Copy the lines below word for word, skipping any image.

> _Extracted material_
┄┄┄┄┄┄┄┄┄┄
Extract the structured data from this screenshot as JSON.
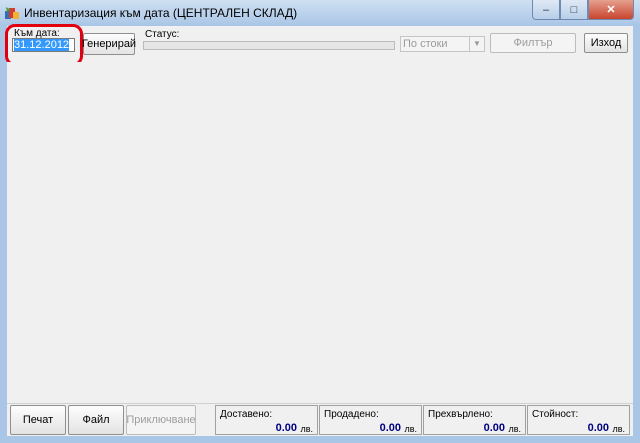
{
  "window": {
    "title": "Инвентаризация към дата (ЦЕНТРАЛЕН СКЛАД)",
    "min_label": "–",
    "max_label": "□",
    "close_label": "✕"
  },
  "toolbar": {
    "date_label": "Към дата:",
    "date_value": "31.12.2012",
    "generate_label": "Генерирай",
    "status_label": "Статус:",
    "group_select_value": "По стоки",
    "filter_label": "Филтър",
    "exit_label": "Изход"
  },
  "footer": {
    "print_label": "Печат",
    "file_label": "Файл",
    "finish_label": "Приключване",
    "totals": [
      {
        "label": "Доставено:",
        "value": "0.00",
        "currency": "лв."
      },
      {
        "label": "Продадено:",
        "value": "0.00",
        "currency": "лв."
      },
      {
        "label": "Прехвърлено:",
        "value": "0.00",
        "currency": "лв."
      },
      {
        "label": "Стойност:",
        "value": "0.00",
        "currency": "лв."
      }
    ]
  },
  "colors": {
    "highlight": "#e00010",
    "total_value": "#000080",
    "selection": "#3399ff"
  }
}
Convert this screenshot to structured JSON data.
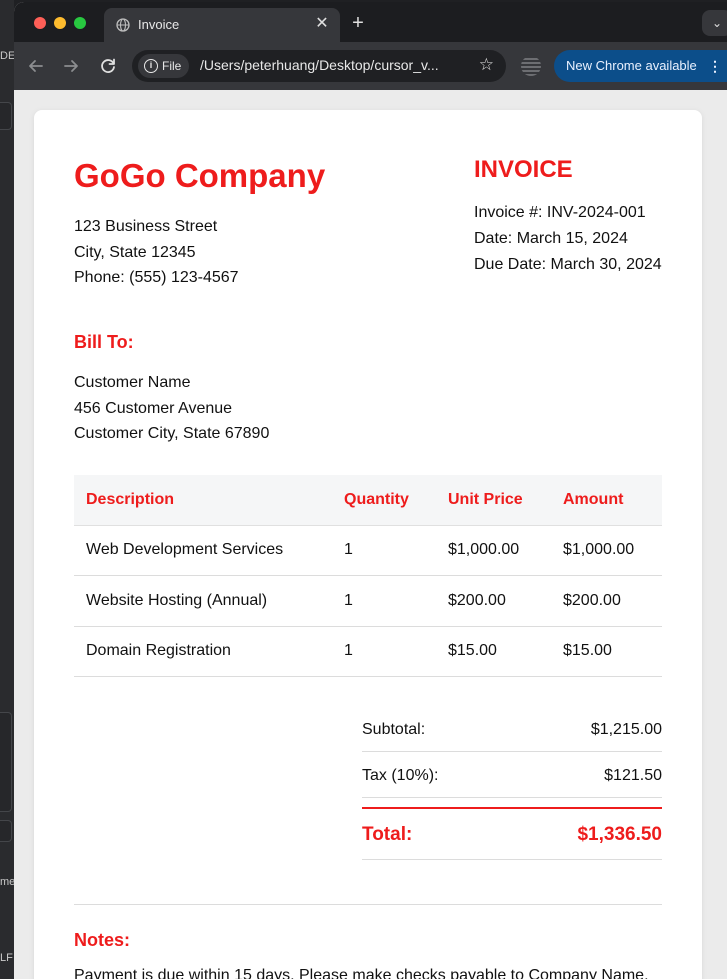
{
  "background_window": {
    "fragment_top": "DE",
    "fragment_mid": "me",
    "fragment_bottom": "LF"
  },
  "browser": {
    "tab_title": "Invoice",
    "tab_close": "✕",
    "new_tab": "+",
    "tab_menu": "⌄",
    "file_chip": "File",
    "url": "/Users/peterhuang/Desktop/cursor_v...",
    "update_button": "New Chrome available",
    "update_menu": "⋮"
  },
  "colors": {
    "accent": "#ee1c1c",
    "page": "#ffffff",
    "header_row": "#f5f6f7"
  },
  "company": {
    "name": "GoGo Company",
    "street": "123 Business Street",
    "city": "City, State 12345",
    "phone": "Phone: (555) 123-4567"
  },
  "invoice": {
    "title": "INVOICE",
    "number": "Invoice #: INV-2024-001",
    "date": "Date: March 15, 2024",
    "due_date": "Due Date: March 30, 2024"
  },
  "bill_to": {
    "heading": "Bill To:",
    "name": "Customer Name",
    "street": "456 Customer Avenue",
    "city": "Customer City, State 67890"
  },
  "items_table": {
    "headers": [
      "Description",
      "Quantity",
      "Unit Price",
      "Amount"
    ],
    "rows": [
      [
        "Web Development Services",
        "1",
        "$1,000.00",
        "$1,000.00"
      ],
      [
        "Website Hosting (Annual)",
        "1",
        "$200.00",
        "$200.00"
      ],
      [
        "Domain Registration",
        "1",
        "$15.00",
        "$15.00"
      ]
    ]
  },
  "totals": {
    "subtotal_label": "Subtotal:",
    "subtotal_value": "$1,215.00",
    "tax_label": "Tax (10%):",
    "tax_value": "$121.50",
    "total_label": "Total:",
    "total_value": "$1,336.50"
  },
  "notes": {
    "heading": "Notes:",
    "text": "Payment is due within 15 days. Please make checks payable to Company Name."
  }
}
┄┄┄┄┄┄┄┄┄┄
> _Exercise result_
Extract the structured data from this screenshot as JSON.
{
  "window": {
    "title": "Инвентаризация към дата (ЦЕНТРАЛЕН СКЛАД)",
    "min_label": "–",
    "max_label": "□",
    "close_label": "✕"
  },
  "toolbar": {
    "date_label": "Към дата:",
    "date_value": "31.12.2012",
    "generate_label": "Генерирай",
    "status_label": "Статус:",
    "group_select_value": "По стоки",
    "filter_label": "Филтър",
    "exit_label": "Изход"
  },
  "footer": {
    "print_label": "Печат",
    "file_label": "Файл",
    "finish_label": "Приключване",
    "totals": [
      {
        "label": "Доставено:",
        "value": "0.00",
        "currency": "лв."
      },
      {
        "label": "Продадено:",
        "value": "0.00",
        "currency": "лв."
      },
      {
        "label": "Прехвърлено:",
        "value": "0.00",
        "currency": "лв."
      },
      {
        "label": "Стойност:",
        "value": "0.00",
        "currency": "лв."
      }
    ]
  },
  "colors": {
    "highlight": "#e00010",
    "total_value": "#000080",
    "selection": "#3399ff"
  }
}
Convert this screenshot to structured JSON data.
{
  "background_window": {
    "fragment_top": "DE",
    "fragment_mid": "me",
    "fragment_bottom": "LF"
  },
  "browser": {
    "tab_title": "Invoice",
    "tab_close": "✕",
    "new_tab": "+",
    "tab_menu": "⌄",
    "file_chip": "File",
    "url": "/Users/peterhuang/Desktop/cursor_v...",
    "update_button": "New Chrome available",
    "update_menu": "⋮"
  },
  "colors": {
    "accent": "#ee1c1c",
    "page": "#ffffff",
    "header_row": "#f5f6f7"
  },
  "company": {
    "name": "GoGo Company",
    "street": "123 Business Street",
    "city": "City, State 12345",
    "phone": "Phone: (555) 123-4567"
  },
  "invoice": {
    "title": "INVOICE",
    "number": "Invoice #: INV-2024-001",
    "date": "Date: March 15, 2024",
    "due_date": "Due Date: March 30, 2024"
  },
  "bill_to": {
    "heading": "Bill To:",
    "name": "Customer Name",
    "street": "456 Customer Avenue",
    "city": "Customer City, State 67890"
  },
  "items_table": {
    "headers": [
      "Description",
      "Quantity",
      "Unit Price",
      "Amount"
    ],
    "rows": [
      [
        "Web Development Services",
        "1",
        "$1,000.00",
        "$1,000.00"
      ],
      [
        "Website Hosting (Annual)",
        "1",
        "$200.00",
        "$200.00"
      ],
      [
        "Domain Registration",
        "1",
        "$15.00",
        "$15.00"
      ]
    ]
  },
  "totals": {
    "subtotal_label": "Subtotal:",
    "subtotal_value": "$1,215.00",
    "tax_label": "Tax (10%):",
    "tax_value": "$121.50",
    "total_label": "Total:",
    "total_value": "$1,336.50"
  },
  "notes": {
    "heading": "Notes:",
    "text": "Payment is due within 15 days. Please make checks payable to Company Name."
  }
}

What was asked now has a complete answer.